While porting Quarkus to GraalVM 19.3, we hit several regressions, some due to Quarkus not doing the right thing (we fixed them), some due to GraalVM regressions (we are working hand in hand with the GraalVM team to fix them). The next micro bugfix release of GraalVM is planned for mid-January, so any workaround had to come from Quarkus and by writing substitutions.
Even if it wasn’t pretty, the end result was solid enough that we decided to ship CR1 with GraalVM 19.3 support.
And, yet, our 1.1.0.Final is back to GraalVM 19.2. It was a hard decision, believe us, especially with all the work invested to get things ready for 1.1. So why this step back?
One of Quarkus promises is that the ecosystem works equally well on any JVM and as GraalVM native image executables. And you can build native images with no hassle on your side.
A number of issues were deviating from this line:
a concurrency issue striking randomly made the native image build fail sometimes
The Neo4J extension and more generally the Neo4J driver support no longer works in GraalVM 19.3: https://github.com/oracle/graal/issues/1995
a couple of Apache Camel Quarkus integration tests were no longer able to work in native image mode either due to https://github.com/oracle/graal/issues/1971. While we could have lived with the latter, it also means it could happen to any of your applications.
With these regression, we were already on the fence and already had taken some remediation (see below). But we found another one that is core to Quarkus promise.
After the 1.1.0.CR1 release, we got reports that our RSS usage numbers at startup were not as good as before. RSS measures the resident size of the process i.e. all the memory consumed by the process.
Our measures show Quarkus 1.1 with GraalVM 19.2 at 14MB after first request/response is served. And GraalVM 19.3 bumped it to 63MB. Because memory consumption for Quarkus is a core value, we decided to hit the revert button and take more time.
Well, first, be prepared to downgrade your GraalVM installation to 19.2.1 for the upcoming 1.1.0.Final.
We are full steam to bring GraalVM 19.3 support in our next release (and hopefully GraalVM JDK 11 support too). The concurrency issue is already fixed in GraalVM master, that lets us with the low-level issues. Our goal is to help the GraalVM team understand and fix these issues and get all of this backported to GraalVM 19.3.1.

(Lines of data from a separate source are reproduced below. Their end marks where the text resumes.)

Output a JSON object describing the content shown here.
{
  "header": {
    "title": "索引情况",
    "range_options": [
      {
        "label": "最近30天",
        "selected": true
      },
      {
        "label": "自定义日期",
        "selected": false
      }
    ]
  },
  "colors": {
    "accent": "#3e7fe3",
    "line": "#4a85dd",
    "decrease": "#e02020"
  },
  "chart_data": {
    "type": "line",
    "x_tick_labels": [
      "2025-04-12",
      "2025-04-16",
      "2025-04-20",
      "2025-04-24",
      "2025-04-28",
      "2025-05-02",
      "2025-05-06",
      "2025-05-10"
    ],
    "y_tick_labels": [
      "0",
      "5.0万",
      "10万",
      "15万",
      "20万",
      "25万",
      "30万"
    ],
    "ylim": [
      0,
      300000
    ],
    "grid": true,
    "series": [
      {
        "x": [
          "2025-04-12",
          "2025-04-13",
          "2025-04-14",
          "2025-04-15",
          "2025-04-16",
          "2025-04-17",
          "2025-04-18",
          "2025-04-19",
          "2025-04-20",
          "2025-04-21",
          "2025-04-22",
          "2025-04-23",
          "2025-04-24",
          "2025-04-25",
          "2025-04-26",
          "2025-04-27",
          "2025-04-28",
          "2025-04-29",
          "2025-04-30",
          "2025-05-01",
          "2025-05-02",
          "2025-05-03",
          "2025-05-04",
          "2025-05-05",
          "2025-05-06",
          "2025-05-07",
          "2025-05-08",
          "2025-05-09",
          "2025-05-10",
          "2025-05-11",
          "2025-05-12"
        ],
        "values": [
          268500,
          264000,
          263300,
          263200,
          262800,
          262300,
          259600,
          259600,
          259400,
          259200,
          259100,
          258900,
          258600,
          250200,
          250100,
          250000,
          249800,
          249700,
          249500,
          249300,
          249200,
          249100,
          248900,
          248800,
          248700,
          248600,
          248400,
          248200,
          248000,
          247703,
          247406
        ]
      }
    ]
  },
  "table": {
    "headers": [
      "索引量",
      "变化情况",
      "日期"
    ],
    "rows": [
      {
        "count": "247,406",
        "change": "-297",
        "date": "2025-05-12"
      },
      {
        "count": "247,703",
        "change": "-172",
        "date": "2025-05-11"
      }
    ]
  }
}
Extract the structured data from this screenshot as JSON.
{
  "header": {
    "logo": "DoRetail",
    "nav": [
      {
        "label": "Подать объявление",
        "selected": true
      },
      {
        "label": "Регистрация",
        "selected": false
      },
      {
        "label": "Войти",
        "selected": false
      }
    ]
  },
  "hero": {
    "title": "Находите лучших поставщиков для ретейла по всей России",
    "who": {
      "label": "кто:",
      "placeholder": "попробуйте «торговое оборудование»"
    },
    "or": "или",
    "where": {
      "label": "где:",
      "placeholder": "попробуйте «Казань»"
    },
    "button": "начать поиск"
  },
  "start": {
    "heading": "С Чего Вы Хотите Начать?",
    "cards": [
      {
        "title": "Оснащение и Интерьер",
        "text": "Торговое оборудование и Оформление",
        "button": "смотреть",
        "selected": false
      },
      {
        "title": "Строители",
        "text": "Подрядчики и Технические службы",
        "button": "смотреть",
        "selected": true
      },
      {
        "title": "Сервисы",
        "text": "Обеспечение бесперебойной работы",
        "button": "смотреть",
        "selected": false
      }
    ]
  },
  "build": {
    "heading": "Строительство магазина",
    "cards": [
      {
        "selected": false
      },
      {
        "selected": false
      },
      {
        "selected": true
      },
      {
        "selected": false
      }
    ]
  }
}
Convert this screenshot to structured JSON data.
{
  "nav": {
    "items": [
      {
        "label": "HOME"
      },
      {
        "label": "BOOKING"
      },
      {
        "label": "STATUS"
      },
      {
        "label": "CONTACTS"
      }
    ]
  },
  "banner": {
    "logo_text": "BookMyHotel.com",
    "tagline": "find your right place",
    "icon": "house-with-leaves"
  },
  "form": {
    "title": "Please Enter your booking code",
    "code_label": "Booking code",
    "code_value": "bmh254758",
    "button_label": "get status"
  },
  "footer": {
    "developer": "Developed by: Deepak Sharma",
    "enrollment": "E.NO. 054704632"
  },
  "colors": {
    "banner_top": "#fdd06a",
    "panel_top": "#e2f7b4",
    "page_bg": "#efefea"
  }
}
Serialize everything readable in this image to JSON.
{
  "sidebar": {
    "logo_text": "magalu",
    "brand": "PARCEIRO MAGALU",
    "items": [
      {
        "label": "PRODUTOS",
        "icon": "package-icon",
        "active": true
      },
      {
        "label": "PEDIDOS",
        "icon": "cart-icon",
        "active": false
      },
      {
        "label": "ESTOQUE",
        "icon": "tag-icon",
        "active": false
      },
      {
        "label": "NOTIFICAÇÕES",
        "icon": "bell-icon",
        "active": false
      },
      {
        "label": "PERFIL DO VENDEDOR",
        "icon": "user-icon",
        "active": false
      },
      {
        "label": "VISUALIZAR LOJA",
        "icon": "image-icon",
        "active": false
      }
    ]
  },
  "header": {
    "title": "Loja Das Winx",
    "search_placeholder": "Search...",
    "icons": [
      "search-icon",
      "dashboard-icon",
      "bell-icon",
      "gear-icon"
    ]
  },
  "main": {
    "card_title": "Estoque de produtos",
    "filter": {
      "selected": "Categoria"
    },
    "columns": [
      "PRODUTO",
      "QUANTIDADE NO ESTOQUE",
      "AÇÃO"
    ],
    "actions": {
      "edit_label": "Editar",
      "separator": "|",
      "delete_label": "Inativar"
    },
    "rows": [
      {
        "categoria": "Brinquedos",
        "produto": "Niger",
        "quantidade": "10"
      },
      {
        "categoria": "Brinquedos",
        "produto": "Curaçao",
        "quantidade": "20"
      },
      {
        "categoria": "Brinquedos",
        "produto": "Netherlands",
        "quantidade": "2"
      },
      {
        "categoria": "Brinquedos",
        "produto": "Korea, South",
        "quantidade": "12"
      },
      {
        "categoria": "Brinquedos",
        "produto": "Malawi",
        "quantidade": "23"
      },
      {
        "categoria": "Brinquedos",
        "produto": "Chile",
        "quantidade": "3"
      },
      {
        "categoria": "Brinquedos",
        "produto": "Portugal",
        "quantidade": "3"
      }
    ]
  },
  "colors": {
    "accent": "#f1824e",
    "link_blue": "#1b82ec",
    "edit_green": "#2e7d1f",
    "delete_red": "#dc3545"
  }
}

But more fundamentally, we do not want that to happen again: discovering these late in the game is not fun. To be able to catch these issues earlier, we are setting up a set of CI jobs that will check that the whole Quarkus ecosystem (core extensions + quickstarts + Camel extensions + other external extensions) plays well with GraalVM master. This is a bit challenging as it’s (GraalVM) master on (Quarkus) master on (Apache Camel Quarkus) master, but that’s the only way forward. We have the CI job testing our QuickStart suite with Quarkus master and GraalVM master already.
We also plan to add some RSS usage checks to this CI pipeline. Funny story, we had a different CI job that was testing RSS but its report failed with a NPE. 🤦. Murphy when you hit us.
We hope you understand our cautious stance and the planned delay by a month or so.
In the meantime, a brand new Quarkus version is coming with a lot of exciting stuff so be prepared!